This one is summer deciduous, dropping its leaves before flowering. We are used to magnolias and flowering cherries blooming on bare wood in spring but I can’t think we have any fully summer deciduous trees here. From looking at the internet, I am putting my money on it being B. discolor rather than B. bidwillii. If I am right, it places its natural habitat amongst the eastern rain forests. There are 31 different brachychiton species, 30 from Australia and a solitary specimen from New Guinea. The Illawarra flame tree is perhaps the best known variety (B. acerifolius) but as these are large trees (anything up to 40 metres in their natural habitat although they won’t get that big in less than ideal conditions), these highly ornamental trees are not much favoured in suburban gardens in this country, even in areas where they could be grown. Some can also be very prickly.
The showy brachychiton does at least give lie to the idea that all Australian native trees are either gum trees or something with greyish foliage and bottlebrush flowers.

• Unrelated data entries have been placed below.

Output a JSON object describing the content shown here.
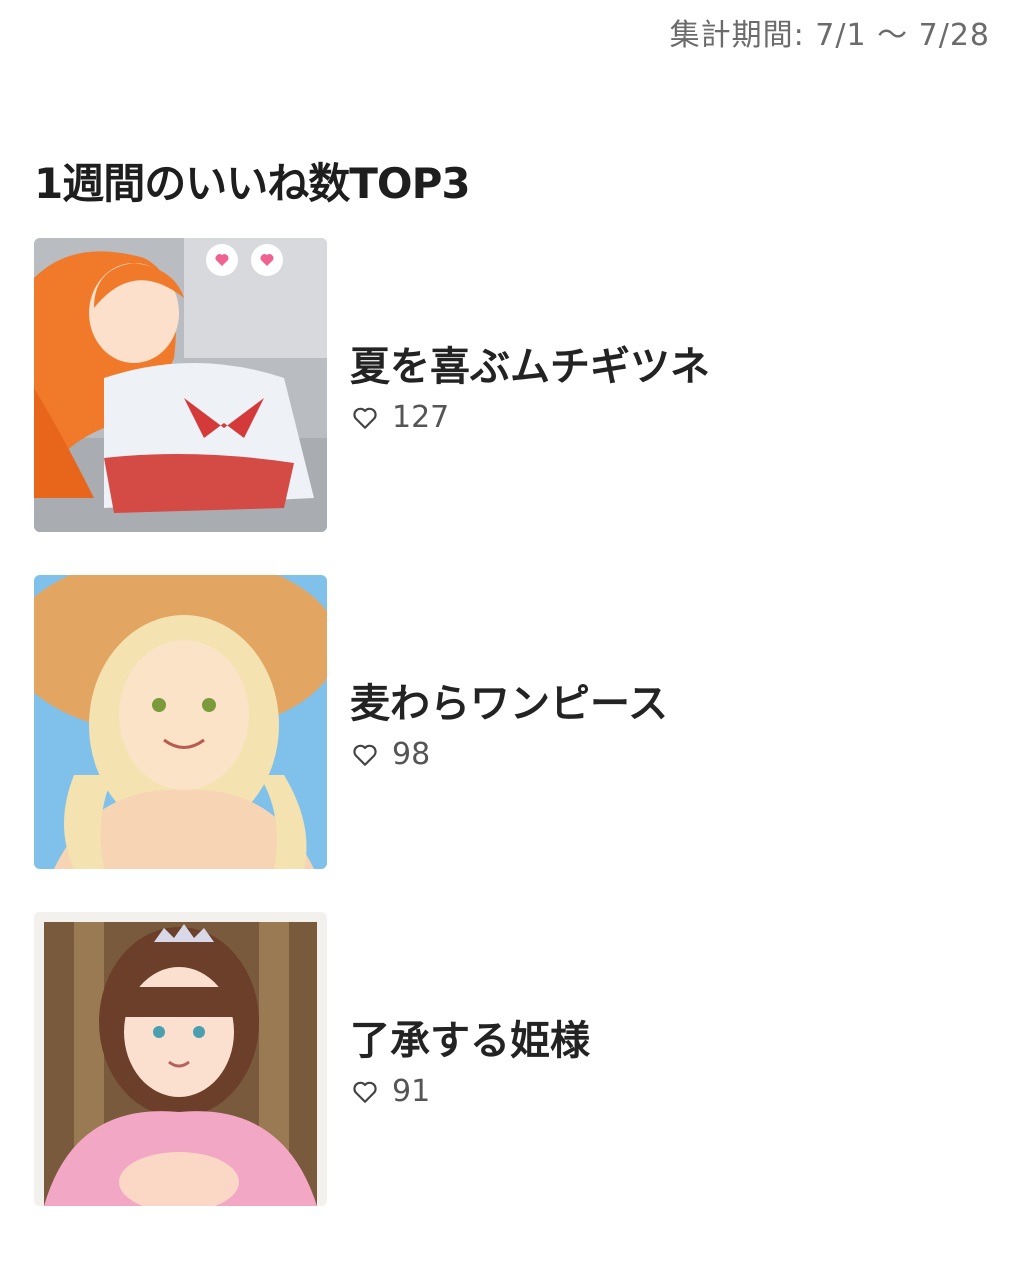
{
  "header": {
    "period_text": "集計期間: 7/1 〜 7/28"
  },
  "section": {
    "title": "1週間のいいね数TOP3"
  },
  "ranking": [
    {
      "title": "夏を喜ぶムチギツネ",
      "likes": "127"
    },
    {
      "title": "麦わらワンピース",
      "likes": "98"
    },
    {
      "title": "了承する姫様",
      "likes": "91"
    }
  ],
  "icons": {
    "like": "heart-outline-icon"
  },
  "colors": {
    "text_primary": "#232323",
    "text_secondary": "#6b6b6b",
    "background": "#ffffff"
  }
}
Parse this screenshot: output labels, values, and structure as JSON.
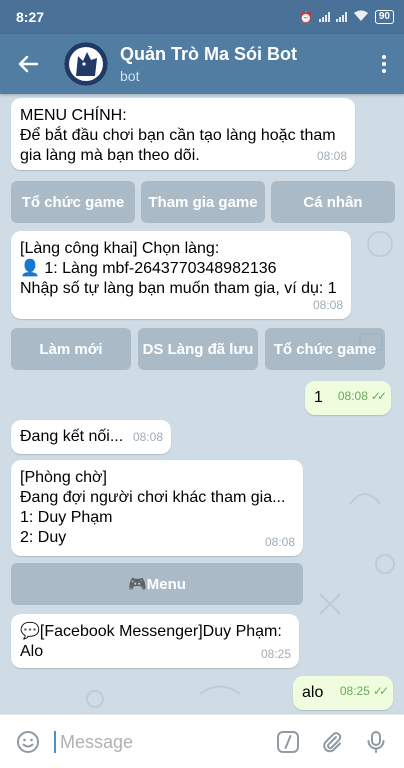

First published in the Waikato Times and reprinted here with their permission.